Excerpts from an interface dataset
########

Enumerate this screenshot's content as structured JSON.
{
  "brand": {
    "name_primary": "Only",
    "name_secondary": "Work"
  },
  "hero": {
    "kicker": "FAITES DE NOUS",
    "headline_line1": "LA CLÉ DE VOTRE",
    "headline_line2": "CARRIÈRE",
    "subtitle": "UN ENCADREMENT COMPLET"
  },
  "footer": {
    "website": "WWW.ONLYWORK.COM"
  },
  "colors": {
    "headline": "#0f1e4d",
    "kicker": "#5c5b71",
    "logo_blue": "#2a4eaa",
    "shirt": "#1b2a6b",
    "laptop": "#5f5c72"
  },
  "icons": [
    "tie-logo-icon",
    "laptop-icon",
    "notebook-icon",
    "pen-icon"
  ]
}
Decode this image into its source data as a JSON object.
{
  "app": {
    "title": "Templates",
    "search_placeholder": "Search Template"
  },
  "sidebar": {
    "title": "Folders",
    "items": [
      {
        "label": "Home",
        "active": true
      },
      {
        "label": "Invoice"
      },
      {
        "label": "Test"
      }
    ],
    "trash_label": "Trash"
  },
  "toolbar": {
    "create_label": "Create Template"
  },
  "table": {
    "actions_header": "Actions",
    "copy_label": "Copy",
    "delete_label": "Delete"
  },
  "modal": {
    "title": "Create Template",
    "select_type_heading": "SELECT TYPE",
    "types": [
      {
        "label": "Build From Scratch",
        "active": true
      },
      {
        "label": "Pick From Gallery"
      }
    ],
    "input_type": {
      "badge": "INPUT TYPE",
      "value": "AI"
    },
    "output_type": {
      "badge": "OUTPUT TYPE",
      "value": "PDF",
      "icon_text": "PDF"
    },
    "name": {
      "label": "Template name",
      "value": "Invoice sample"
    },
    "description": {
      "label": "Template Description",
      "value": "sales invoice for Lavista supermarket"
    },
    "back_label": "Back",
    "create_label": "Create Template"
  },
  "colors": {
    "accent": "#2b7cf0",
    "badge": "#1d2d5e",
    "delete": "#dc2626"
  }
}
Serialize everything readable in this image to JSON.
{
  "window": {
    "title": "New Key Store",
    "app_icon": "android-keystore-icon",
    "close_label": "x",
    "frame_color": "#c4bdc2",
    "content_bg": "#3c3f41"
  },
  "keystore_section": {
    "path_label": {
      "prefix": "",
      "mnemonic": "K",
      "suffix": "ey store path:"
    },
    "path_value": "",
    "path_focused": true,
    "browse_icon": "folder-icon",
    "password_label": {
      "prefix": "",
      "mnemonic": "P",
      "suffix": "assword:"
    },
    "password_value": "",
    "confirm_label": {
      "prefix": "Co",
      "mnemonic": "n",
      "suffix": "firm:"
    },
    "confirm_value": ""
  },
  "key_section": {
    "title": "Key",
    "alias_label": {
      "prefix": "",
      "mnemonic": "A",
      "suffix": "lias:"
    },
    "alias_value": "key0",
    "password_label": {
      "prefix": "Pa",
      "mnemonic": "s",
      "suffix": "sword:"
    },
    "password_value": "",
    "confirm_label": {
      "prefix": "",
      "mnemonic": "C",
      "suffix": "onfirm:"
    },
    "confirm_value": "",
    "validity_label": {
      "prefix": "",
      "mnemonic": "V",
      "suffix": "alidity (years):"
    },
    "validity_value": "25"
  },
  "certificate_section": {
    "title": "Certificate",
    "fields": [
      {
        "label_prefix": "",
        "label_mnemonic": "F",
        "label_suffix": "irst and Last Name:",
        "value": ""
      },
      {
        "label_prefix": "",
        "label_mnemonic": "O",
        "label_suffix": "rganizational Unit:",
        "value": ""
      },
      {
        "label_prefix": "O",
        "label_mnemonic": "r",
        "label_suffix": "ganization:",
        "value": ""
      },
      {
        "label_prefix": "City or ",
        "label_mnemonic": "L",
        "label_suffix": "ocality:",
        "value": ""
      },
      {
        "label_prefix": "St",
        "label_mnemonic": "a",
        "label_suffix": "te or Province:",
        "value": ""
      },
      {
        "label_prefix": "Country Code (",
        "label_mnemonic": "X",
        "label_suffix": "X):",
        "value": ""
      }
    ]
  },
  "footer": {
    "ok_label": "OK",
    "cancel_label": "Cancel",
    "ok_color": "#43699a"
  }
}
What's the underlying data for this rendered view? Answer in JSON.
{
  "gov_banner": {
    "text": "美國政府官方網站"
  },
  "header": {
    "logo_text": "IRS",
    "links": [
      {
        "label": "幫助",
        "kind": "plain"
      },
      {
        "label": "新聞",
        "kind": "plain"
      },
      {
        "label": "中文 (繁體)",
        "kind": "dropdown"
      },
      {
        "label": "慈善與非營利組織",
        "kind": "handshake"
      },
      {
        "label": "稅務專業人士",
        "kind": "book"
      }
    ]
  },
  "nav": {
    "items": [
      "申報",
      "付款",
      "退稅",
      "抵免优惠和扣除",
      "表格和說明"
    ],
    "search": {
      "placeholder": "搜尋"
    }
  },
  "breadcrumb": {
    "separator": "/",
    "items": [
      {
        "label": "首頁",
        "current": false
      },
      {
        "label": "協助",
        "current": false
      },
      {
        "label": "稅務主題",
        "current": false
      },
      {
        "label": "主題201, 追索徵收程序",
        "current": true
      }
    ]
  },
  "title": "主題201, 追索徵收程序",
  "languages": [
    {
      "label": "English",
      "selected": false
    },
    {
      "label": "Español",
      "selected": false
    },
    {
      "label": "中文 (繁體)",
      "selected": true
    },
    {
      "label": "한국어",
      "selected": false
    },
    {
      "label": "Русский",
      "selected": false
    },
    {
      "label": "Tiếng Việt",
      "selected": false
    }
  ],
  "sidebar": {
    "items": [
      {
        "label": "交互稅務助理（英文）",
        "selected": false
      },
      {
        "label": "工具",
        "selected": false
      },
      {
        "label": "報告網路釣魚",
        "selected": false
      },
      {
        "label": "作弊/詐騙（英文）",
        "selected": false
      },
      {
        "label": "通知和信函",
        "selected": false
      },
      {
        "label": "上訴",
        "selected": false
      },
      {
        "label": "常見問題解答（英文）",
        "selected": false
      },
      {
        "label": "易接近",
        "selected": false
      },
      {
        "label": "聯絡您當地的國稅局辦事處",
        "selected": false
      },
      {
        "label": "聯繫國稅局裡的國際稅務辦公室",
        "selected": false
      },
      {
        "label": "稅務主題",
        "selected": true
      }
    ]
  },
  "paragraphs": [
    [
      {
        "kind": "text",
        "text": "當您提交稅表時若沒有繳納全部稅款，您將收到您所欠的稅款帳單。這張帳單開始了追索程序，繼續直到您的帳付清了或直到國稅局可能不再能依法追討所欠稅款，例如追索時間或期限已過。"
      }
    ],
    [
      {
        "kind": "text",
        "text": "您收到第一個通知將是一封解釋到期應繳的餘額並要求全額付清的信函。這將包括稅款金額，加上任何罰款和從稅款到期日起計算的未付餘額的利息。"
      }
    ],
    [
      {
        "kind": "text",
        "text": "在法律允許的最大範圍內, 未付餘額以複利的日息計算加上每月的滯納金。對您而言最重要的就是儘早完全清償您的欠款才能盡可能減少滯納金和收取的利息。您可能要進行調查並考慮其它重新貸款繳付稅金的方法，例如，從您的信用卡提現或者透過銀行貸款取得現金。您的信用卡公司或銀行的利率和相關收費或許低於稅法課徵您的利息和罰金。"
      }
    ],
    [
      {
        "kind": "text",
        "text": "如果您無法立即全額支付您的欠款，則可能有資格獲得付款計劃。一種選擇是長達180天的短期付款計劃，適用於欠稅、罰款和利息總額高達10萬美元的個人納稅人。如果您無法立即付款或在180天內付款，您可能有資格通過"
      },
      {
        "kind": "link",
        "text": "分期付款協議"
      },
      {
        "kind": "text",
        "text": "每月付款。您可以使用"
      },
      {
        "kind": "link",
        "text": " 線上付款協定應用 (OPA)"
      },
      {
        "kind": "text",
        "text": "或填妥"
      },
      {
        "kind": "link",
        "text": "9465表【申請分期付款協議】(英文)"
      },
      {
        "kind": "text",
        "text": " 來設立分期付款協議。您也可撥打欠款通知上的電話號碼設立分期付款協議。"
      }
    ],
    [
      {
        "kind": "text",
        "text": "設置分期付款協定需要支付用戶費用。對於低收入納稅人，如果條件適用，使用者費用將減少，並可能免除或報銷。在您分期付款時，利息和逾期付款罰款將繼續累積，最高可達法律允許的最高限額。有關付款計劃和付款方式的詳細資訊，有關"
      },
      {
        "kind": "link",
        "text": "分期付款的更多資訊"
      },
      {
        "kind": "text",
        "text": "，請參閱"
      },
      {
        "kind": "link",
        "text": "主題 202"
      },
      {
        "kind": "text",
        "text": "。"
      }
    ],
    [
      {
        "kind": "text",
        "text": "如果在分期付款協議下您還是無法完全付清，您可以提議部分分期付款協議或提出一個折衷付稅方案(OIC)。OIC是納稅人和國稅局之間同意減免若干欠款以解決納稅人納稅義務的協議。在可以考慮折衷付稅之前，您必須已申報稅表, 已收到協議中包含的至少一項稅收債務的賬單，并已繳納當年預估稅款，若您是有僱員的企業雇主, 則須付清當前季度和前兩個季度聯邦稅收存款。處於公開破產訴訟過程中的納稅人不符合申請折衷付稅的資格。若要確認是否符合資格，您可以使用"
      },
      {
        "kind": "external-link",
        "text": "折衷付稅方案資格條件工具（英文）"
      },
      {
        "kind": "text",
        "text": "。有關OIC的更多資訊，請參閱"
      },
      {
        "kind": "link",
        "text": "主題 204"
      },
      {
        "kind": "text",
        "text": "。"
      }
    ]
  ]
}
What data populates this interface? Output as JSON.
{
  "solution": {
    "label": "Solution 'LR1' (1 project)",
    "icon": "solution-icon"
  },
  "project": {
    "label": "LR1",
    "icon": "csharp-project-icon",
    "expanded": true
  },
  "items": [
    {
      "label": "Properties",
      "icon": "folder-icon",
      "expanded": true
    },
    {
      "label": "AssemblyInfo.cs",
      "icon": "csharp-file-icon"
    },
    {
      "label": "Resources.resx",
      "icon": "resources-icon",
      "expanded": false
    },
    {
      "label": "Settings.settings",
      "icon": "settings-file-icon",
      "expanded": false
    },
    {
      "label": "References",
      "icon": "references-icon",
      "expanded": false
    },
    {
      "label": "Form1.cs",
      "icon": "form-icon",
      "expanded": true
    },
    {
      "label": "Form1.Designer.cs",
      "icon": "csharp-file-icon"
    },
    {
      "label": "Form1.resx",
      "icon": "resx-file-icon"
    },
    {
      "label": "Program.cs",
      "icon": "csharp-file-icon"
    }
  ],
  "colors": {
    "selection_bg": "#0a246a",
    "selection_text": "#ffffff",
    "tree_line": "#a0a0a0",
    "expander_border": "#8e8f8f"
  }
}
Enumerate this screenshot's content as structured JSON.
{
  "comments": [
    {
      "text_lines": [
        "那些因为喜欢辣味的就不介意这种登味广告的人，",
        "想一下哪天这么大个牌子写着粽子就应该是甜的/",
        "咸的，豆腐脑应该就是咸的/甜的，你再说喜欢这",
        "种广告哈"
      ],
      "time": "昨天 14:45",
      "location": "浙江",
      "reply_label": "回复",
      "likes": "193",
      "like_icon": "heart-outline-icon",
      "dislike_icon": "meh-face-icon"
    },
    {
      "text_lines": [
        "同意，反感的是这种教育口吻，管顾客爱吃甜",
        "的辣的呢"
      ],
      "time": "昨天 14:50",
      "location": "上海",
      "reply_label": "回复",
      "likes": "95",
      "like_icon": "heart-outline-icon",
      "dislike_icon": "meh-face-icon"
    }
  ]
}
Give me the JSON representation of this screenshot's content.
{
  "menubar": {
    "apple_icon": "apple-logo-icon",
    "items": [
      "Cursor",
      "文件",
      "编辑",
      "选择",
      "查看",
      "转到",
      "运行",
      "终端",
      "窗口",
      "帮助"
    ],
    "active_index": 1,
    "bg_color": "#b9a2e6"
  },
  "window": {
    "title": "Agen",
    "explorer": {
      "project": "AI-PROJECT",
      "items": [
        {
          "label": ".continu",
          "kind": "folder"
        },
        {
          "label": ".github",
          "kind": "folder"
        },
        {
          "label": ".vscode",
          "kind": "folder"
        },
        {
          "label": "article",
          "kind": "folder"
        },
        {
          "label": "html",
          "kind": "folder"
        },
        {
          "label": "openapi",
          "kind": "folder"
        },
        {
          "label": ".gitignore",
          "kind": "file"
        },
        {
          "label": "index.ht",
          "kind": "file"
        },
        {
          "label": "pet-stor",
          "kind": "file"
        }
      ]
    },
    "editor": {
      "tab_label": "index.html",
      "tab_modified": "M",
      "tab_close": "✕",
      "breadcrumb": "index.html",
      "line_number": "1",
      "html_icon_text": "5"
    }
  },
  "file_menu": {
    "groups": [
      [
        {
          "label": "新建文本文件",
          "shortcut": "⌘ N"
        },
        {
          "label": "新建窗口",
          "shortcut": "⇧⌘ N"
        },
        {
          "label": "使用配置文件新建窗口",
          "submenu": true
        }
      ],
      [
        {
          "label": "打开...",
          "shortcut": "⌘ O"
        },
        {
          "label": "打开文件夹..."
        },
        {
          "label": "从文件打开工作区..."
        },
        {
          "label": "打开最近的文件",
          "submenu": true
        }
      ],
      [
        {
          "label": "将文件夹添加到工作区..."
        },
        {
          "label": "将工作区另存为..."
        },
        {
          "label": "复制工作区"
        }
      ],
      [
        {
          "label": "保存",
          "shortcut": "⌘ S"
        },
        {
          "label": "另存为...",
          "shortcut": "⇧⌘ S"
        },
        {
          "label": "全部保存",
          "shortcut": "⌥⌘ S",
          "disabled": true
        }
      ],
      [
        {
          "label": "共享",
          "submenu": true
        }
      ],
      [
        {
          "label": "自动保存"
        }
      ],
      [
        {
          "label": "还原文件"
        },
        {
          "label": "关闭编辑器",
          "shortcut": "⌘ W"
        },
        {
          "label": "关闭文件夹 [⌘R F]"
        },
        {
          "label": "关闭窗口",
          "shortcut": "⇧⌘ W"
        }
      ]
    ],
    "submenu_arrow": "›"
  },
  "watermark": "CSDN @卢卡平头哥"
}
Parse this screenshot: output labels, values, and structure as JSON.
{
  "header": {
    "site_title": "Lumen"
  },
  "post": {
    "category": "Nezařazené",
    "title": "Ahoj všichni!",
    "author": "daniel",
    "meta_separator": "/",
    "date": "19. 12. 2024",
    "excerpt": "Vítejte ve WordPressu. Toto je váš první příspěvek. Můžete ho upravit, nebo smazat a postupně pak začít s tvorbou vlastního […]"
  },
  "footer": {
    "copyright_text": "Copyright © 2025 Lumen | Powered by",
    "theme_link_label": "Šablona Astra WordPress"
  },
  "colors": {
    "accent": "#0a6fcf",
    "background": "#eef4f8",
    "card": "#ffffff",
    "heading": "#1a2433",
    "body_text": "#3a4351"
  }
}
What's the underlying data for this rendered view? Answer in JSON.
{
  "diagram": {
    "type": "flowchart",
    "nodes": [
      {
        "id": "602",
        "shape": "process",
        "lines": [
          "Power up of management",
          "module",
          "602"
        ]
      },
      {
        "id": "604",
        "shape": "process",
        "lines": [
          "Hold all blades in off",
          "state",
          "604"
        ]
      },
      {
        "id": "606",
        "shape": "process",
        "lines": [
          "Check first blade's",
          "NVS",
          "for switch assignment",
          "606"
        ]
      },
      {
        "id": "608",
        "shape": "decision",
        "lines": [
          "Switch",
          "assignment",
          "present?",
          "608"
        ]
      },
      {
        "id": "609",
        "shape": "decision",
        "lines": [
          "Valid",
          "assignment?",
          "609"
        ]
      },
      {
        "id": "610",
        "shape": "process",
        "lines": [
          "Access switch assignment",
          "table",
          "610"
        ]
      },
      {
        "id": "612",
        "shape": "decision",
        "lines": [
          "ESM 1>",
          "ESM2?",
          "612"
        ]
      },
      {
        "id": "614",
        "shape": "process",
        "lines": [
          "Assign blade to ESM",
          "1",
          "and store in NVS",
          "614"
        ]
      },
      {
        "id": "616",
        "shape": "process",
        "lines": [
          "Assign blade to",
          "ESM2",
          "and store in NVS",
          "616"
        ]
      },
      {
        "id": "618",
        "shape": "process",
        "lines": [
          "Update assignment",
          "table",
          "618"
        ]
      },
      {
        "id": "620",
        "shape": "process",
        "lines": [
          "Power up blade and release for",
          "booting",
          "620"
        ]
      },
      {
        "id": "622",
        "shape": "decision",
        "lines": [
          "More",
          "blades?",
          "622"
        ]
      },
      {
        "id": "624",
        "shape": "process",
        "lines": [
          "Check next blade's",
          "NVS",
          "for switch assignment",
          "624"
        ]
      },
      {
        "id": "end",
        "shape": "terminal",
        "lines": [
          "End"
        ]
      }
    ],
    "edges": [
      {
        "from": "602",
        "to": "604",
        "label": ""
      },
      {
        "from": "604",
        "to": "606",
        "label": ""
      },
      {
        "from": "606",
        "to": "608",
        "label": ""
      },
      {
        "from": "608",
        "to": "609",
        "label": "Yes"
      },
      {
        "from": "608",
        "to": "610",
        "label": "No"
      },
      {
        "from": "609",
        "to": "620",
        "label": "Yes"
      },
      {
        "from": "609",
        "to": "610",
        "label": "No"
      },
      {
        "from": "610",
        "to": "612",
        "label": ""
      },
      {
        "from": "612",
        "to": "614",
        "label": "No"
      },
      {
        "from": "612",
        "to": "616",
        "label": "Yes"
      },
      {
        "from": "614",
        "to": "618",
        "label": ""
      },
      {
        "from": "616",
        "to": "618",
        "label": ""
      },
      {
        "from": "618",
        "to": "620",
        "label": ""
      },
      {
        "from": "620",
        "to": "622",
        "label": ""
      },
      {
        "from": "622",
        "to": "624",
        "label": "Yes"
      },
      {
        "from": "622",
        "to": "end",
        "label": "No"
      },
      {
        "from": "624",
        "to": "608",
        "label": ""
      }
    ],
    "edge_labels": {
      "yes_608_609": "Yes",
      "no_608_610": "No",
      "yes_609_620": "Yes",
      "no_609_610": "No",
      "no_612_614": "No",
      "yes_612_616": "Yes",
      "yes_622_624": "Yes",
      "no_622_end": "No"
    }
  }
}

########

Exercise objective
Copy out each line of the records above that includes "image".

Written answer
Decode this image into its source data as a JSON object.
Serialize everything readable in this image to JSON.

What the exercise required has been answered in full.